A Closer Walk
Marilyn and I often pass each other walking in the mornings. She comes out her front door and turns to the right going up the hill as I am coming down from my home. Sometimes we only wave and smile as I am always listening to something on headphones and distracted. Other times I stop and briefly ask how she is doing. She doesn’t have the same compulsion to make this time well spent with podcasts or NPR. She simply walks her course every morning in silence.
Her husband, Frank, died several years ago after a long bout with cancer and a host of other complications. Even though she now lives in their house by herself and many of her closest friends in the neighborhood have either died or moved to assisted living she is not alone. Her family has become closer than ever and she is the center of their attention. They have become “the everlasting arms” in her life.
This morning it looked like rain and I know her walk is shorter than mine so I asked if I could join her and while she said she welcomed the company I knew she was not needing it. Like I said, she is not alone.
As we walked past the houses in the neighborhood where our families have lived for decades, I began to understand why our neighbors next door jokingly call me a gypsy because even though I am resident and take part in all the celebrations and events, I am not present in the sense that Henri Nouwen describes it.
“More and more, the desire grows in me simply to walk around, greet people, enter their homes, sit on their doorsteps, play ball, throw water, and be known as someone who wants to live with them. It is a privilege to have the time to practice this simple ministry of presence. Still, it is not as simple as it seems. My own desire to be useful, to do something significant, or to be part of some impressive project is so strong that soon my time is taken up by meetings, conferences, study groups, and workshops that prevent me from walking the streets. It is difficult not to have plans, not to organize people around an urgent cause, and not to feel that you are working directly for social progress. But I wonder more and more if the first thing shouldn’t be to know people by name, to eat and drink with them, to listen to their stories and tell your own, and to let them know with words, handshakes, and hugs that you do not simply like them, but truly love them.”

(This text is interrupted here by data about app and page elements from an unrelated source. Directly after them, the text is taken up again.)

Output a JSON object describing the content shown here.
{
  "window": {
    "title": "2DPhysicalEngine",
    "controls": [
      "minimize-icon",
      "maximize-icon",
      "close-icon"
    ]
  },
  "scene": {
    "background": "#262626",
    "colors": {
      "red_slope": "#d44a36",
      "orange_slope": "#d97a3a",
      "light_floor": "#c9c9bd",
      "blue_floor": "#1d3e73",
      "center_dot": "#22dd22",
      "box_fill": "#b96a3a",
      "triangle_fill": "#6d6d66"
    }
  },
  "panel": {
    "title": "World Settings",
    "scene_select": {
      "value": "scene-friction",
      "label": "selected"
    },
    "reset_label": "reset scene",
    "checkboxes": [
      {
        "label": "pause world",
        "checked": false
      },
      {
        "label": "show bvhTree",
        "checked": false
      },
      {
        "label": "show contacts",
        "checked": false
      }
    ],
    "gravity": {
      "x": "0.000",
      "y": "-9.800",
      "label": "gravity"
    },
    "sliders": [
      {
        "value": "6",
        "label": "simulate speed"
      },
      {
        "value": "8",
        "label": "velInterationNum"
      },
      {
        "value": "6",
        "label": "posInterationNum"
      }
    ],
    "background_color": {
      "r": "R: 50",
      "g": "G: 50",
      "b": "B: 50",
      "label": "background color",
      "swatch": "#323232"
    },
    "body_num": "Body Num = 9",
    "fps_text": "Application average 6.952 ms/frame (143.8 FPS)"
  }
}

But Marilyn is about what Henri called “the first thing”, I believe. She is interested in people. She knows them by name. She knows about the friend with Parkinson’s and his wife with high blood pressure as we pass their house. She looks in on the widow on the other side of our house to see how she is. Marilyn knows how the neighborhood is changing with young families moving in as her friends leave and the new life delights her.
I went to Israel this year with a group who wanted to walk where Jesus walked. This morning I believe I did just that. It was not the trails of the Holy Land with thousands of pilgrims. It was not the Via Dolorosa or the road to Emmaus. However, for me it was Marilyn and I walking in the place we live and talking about the people we want to love.
Eugene Peterson says it right. “God’s great love and purposes for us are all worked out in messes in our kitchens and backyards, in storms and sins, blue skies, the daily work and dreams of our common lives. God works with us as we are and not as we should be or think we should be.”
Marilyn is a devout and loyal Methodist and as she walked back up the steps to her door and I turned to head home I thought about the words of John Wesley. “I look on all the world as my parish.” Not for me. Not this morning. It is much closer than that.